_PROMPT_.
Search each line below for the word "value" and list those that contain it.

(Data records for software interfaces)
Content starts

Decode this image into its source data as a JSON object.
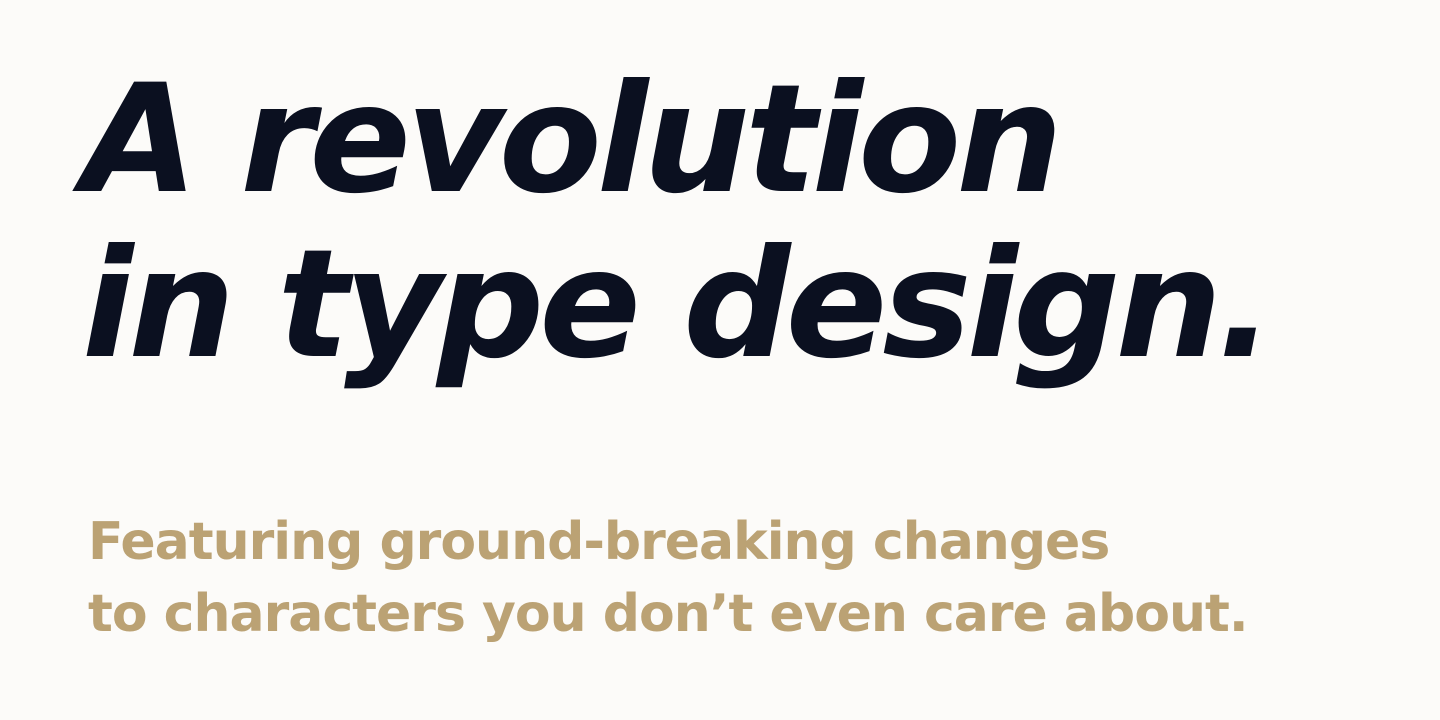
{
  "hero": {
    "headline_line_1": "A revolution",
    "headline_line_2": "in type design.",
    "subhead_line_1": "Featuring ground-breaking changes",
    "subhead_line_2": "to characters you don’t even care about."
  },
  "colors": {
    "background": "#fcfbf9",
    "headline": "#0b1020",
    "subhead": "#bba274"
  }
}
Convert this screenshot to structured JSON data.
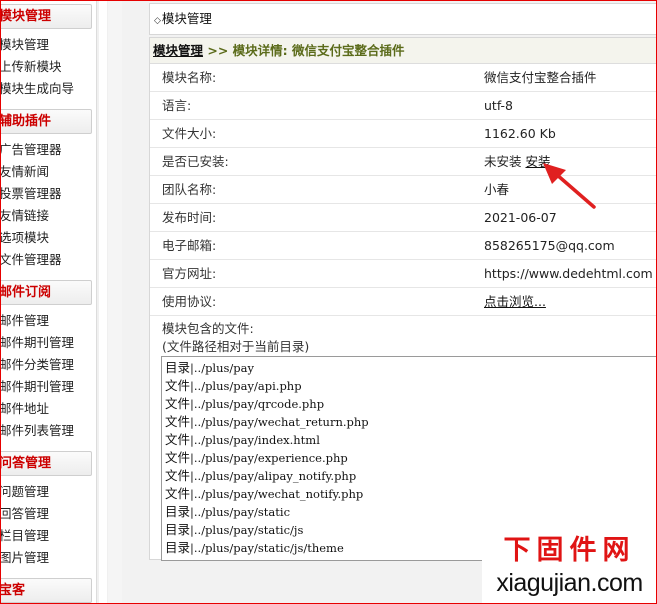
{
  "sidebar": {
    "sections": [
      {
        "title": "模块管理",
        "items": [
          "模块管理",
          "上传新模块",
          "模块生成向导"
        ]
      },
      {
        "title": "辅助插件",
        "items": [
          "广告管理器",
          "友情新闻",
          "投票管理器",
          "友情链接",
          "选项模块",
          "文件管理器"
        ]
      },
      {
        "title": "邮件订阅",
        "items": [
          "邮件管理",
          "邮件期刊管理",
          "邮件分类管理",
          "邮件期刊管理",
          "邮件地址",
          "邮件列表管理"
        ]
      },
      {
        "title": "问答管理",
        "items": [
          "问题管理",
          "回答管理",
          "栏目管理",
          "图片管理"
        ]
      },
      {
        "title": "宝客",
        "items": []
      }
    ]
  },
  "panel": {
    "title": "模块管理",
    "breadcrumb_root": "模块管理",
    "breadcrumb_rest": " >> 模块详情:  微信支付宝整合插件"
  },
  "details": [
    {
      "label": "模块名称:",
      "value": "微信支付宝整合插件"
    },
    {
      "label": "语言:",
      "value": "utf-8"
    },
    {
      "label": "文件大小:",
      "value": "1162.60 Kb"
    },
    {
      "label": "是否已安装:",
      "value": "未安装",
      "link": "安装"
    },
    {
      "label": "团队名称:",
      "value": "小春"
    },
    {
      "label": "发布时间:",
      "value": "2021-06-07"
    },
    {
      "label": "电子邮箱:",
      "value": "858265175@qq.com"
    },
    {
      "label": "官方网址:",
      "value": "https://www.dedehtml.com"
    },
    {
      "label": "使用协议:",
      "value": "",
      "link": "点击浏览..."
    }
  ],
  "files_label_line1": "模块包含的文件:",
  "files_label_line2": "(文件路径相对于当前目录)",
  "files": [
    {
      "kind": "目录",
      "path": "|../plus/pay"
    },
    {
      "kind": "文件",
      "path": "|../plus/pay/api.php"
    },
    {
      "kind": "文件",
      "path": "|../plus/pay/qrcode.php"
    },
    {
      "kind": "文件",
      "path": "|../plus/pay/wechat_return.php"
    },
    {
      "kind": "文件",
      "path": "|../plus/pay/index.html"
    },
    {
      "kind": "文件",
      "path": "|../plus/pay/experience.php"
    },
    {
      "kind": "文件",
      "path": "|../plus/pay/alipay_notify.php"
    },
    {
      "kind": "文件",
      "path": "|../plus/pay/wechat_notify.php"
    },
    {
      "kind": "目录",
      "path": "|../plus/pay/static"
    },
    {
      "kind": "目录",
      "path": "|../plus/pay/static/js"
    },
    {
      "kind": "目录",
      "path": "|../plus/pay/static/js/theme"
    }
  ],
  "watermark": {
    "top": "下固件网",
    "bottom": "xiagujian.com"
  },
  "colors": {
    "section_title": "#cc0000",
    "crumb_text": "#5b6b1a",
    "arrow": "#e02020",
    "frame": "#e60000"
  }
}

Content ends

_RESULT OF THIS TASK_.
      "value": "微信支付宝整合插件"
      "value": "utf-8"
      "value": "1162.60 Kb"
      "value": "未安装",
      "value": "小春"
      "value": "2021-06-07"
      "value": "858265175@qq.com"
      "value": "https://www.dedehtml.com"
      "value": "",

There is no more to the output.